There have been a lot of T.V. productions which have run ‘social experiments’ in recent years. This post simply outlines a few examples of these and some of the strengths and limitations of social experiments run by media companies. Channel 4 seems to be the main outlet for these experiments….
Some (relatively) recent examples of televised social experiments
Channel 4’s Return to Eden featured 23 people heading to an island in the Scottish Highlands for a year to see what happened if a small community of people ‘started again’. They had sufficient resources to last the year, so I guess the experiment was just about of seeing how people would interact when their economic basics are sorted out.
The show wasn’t a great success: after the first four episodes (aired in spring 2016), viewing figures slumped to 800 000, and the show only returned in July 2017 as a ‘retrospective’, now called ‘Eden Lost’.
The experiment wasn’t a great success – 13 people left before the experiment ended, with only 10 left at the end. I just hope none the candidates had hopes of becoming a Fogle 2.0 who managed to segway into his media career after the BBC’s Castaway 2000.
This is much less ‘media manufactured’ than the example of Eden above: more of a ‘proper’ experiment with just cameras being present.
The point of the experiment is to measure the effects of having children present over the course of a few weeks on the physical and mental health of elderly people.
In the experiment variables such as reaction time and mobility of the elderly residents are measured, then the home is effectively turned into a day care nursery for four year olds, with the old-people taking an active role in their day-care, and after a few weeks, their health is tested again.
The results are remarkable!
This sort of thing is sociology gold-dust – a school in the Isle of White is turned into a gender-neutral zone…
Some strengths and limitations of televised social experiments
Obviously each of these social experiments have their own individual strengths and limitations, but there are also some generic strengths and limitations which stem from the fact media companies are involved in the production of these experiments.
- There are some obvious practical strengths to the social researcher – you can just watch the show and relay the results, this is secondary data after all.
- There are also some obvious ethical advantages to the social researcher – the respondents have given their consent to the company involved in making, so in effect the ethics of the research are down to the media company – there are no obvious additional ethical problems which might be a barrier to research simply by using what material is made available by the media company.
- Usually in terms of representativeness, media corps are pretty good at representing a range of classes, genders and ethnicities in these experiments.
- Probably the biggest problem of televised social experiments is that the primary reason for making them is to make a profit, and to do this they need to be entertaining – thus the kinds of topics chosen will not necessarily be those of interest to social researchers.
- The ‘entertainment problem’ also comes into play where ‘controlling variables’ and testing hypotheses are concerned – entertainment trumps the kinds of questions asked and the shape of the experiment
- When it comes to validity, there are also lot of potential problems – you only get to see what the media company wants you to see.
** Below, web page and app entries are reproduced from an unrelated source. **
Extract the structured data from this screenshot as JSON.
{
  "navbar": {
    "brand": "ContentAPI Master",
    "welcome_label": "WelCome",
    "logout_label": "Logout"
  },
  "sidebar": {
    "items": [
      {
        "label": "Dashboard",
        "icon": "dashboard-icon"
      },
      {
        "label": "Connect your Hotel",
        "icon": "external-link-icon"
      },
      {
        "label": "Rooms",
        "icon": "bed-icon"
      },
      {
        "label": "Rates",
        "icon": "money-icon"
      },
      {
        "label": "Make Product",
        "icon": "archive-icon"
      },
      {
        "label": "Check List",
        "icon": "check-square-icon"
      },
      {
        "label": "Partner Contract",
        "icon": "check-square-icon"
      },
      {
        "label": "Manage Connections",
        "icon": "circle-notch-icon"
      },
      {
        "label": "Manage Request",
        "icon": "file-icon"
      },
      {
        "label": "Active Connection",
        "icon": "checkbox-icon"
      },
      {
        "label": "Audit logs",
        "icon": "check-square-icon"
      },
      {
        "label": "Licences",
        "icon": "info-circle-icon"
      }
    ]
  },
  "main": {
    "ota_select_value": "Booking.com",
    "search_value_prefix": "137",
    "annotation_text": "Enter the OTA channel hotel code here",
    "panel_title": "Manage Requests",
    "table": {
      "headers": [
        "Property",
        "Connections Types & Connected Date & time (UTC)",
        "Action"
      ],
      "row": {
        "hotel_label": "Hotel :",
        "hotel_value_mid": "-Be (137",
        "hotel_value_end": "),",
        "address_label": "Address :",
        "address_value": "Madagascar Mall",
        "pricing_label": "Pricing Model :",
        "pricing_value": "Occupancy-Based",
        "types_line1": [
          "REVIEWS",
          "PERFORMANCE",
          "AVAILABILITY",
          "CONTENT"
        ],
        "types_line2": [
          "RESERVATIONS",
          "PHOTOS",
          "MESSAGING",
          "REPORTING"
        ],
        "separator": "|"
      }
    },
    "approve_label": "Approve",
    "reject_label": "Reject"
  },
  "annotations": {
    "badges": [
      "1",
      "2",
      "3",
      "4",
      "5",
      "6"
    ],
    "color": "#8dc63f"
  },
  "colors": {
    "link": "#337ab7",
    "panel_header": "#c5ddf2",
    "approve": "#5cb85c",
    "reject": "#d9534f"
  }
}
The Hawthorne Effect might also apply – respondents may act differently because they know they are on T.V.
- Finally, in terms of reliability, this could be difficult because there’s a chance that people doing any repeat experiments will have seen previous experiments, which could influence future results.
So all in all, while these televised social experiments may be entertaining (if that’s your thing), it might well be that they give us very little valid or reliable data about how people interact in the real world.